§ **WHAT THIS TASK INVOLVES**: Copy the listing exactly, please, and keep every picture out of it.

§ **RAW DATA**:
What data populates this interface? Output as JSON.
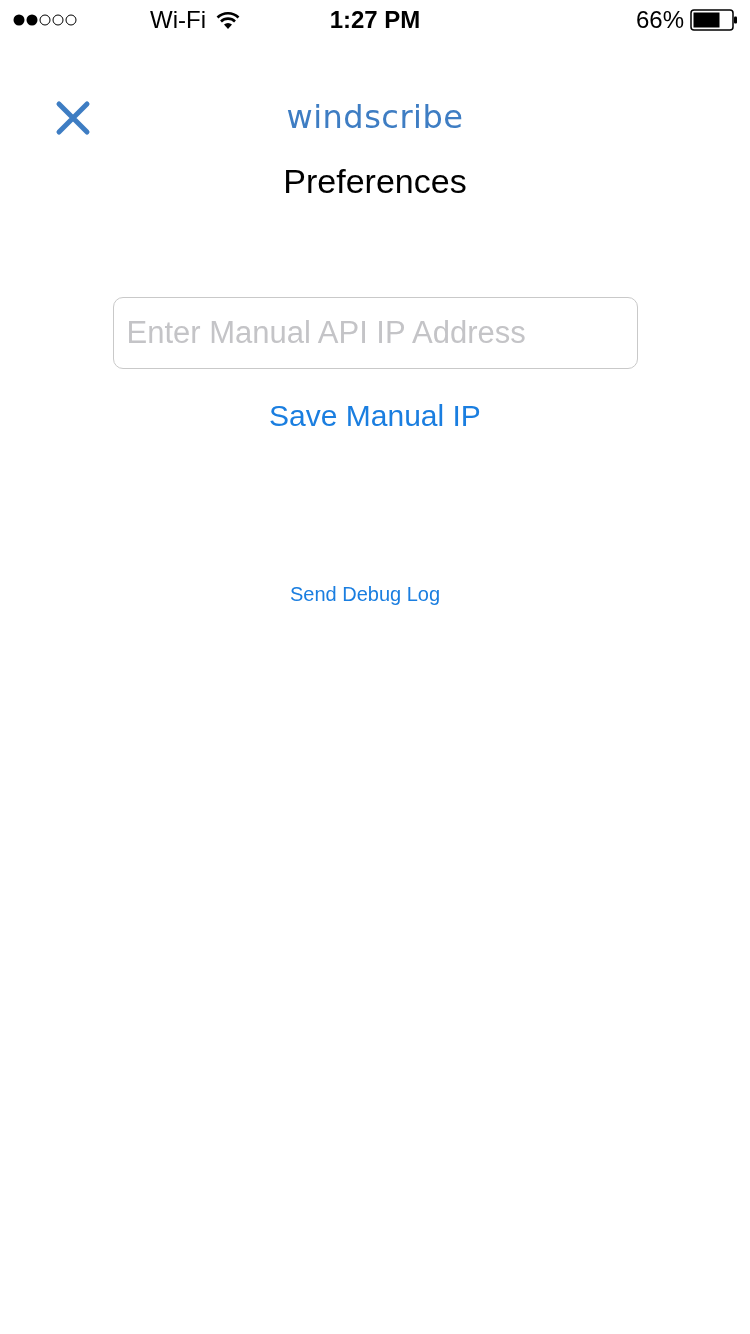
{
  "status_bar": {
    "carrier": "Wi-Fi",
    "time": "1:27 PM",
    "battery": "66%"
  },
  "header": {
    "logo": "windscribe",
    "title": "Preferences"
  },
  "manual_ip": {
    "placeholder": "Enter Manual API IP Address",
    "save_label": "Save Manual IP"
  },
  "debug_link": "Send Debug Log"
}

§ **WRITTEN RESPONSE**:
What data populates this interface? Output as JSON.
{
  "status_bar": {
    "carrier": "Wi-Fi",
    "time": "1:27 PM",
    "battery": "66%"
  },
  "header": {
    "logo": "windscribe",
    "title": "Preferences"
  },
  "manual_ip": {
    "placeholder": "Enter Manual API IP Address",
    "save_label": "Save Manual IP"
  },
  "debug_link": "Send Debug Log"
}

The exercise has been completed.